In a previous article, I proposed that an aspiring trial lawyer must decide whether to become a “barrister” or “solicitor.” In the British system, solicitors hold the client’s hand and shepherd the case to the door steps of trial. Barristers are creatures of trial, versed in the law of evidence, trial procedure and ethics. Barristers mastered the art of advocacy, knowing how to motivate juries in their favor. Solicitors, though choosing not to be a courtroom star, perform the vital function of maintaining the client relationship.
The American justice system makes no distinction between true trial attorneys, and those who prepare cases for trial and handle the client. An aspiring “barrister” can therefore build a trial-centric practice in two alternative ways. Some have built a trial-only practice: they are called in shortly before trial and then are speed-briefed by the referring attorney. Appearing somewhat earlier in the process, e.g. during the deposition phase, is a variation on this concept. Alternatively, one could create a hybrid solicitor-barrister practice, i.e. representing a client from the outset of a case through trial, but with the commitment and skillset to try the case if necessary.
Becoming a barrister, regardless of the model, requires a commitment to mastering the following core skills.
1. Mastering Evidence Law
One must memorize the rules but that is only the starting point. You’ve got to know how to practically apply the rules. There are evidentiary foundations for everything and you have to know how to build them. If you are interested in a fast learning approach to federal evidence check out my flowchart-based reference-research-learning product: GlanceCharts’ Quick Guide to Federal Evidence.
2. Trial Advocacy
Beyond the technicalities of introducing evidence one must know how to persuade juries. Central to the development of a winning case, one must know how to identify a theme of the case. If you are a plaintiff’s attorney, my favorite learning text is Mark Mandell’s Case Framing. His system requires you to identify “I-can’t-get-over-issues” as the skeleton of a “case frame”: an overarching case theme that can be capsulized in a word or phrase.
3. Fact Development

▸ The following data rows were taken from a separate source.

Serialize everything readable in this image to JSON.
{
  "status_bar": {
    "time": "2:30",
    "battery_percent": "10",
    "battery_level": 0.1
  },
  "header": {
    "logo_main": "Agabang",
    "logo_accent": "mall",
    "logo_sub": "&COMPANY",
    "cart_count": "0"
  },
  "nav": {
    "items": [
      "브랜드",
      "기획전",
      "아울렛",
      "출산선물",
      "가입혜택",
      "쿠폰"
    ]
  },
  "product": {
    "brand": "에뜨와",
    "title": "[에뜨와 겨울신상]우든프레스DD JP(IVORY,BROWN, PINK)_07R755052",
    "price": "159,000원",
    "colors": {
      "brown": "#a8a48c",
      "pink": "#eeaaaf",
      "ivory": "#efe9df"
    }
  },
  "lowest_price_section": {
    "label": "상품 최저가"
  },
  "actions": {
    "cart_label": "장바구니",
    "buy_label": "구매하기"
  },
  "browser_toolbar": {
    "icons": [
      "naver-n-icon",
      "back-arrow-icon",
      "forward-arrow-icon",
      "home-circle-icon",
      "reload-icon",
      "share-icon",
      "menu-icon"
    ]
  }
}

Barristers must be passionate about finding fact witnesses. Studies show that good fact witnesses trump experts most of the time. Barristers must avoid the discovery litigator’s trap of fighting over everything in discovery – that’s a waste of time; spend it finding fact witnesses. Remember social media evidence and its ability to change a case too.
If you are an aspiring barrister, regardless of the model you build, be good at what you do and master these skills.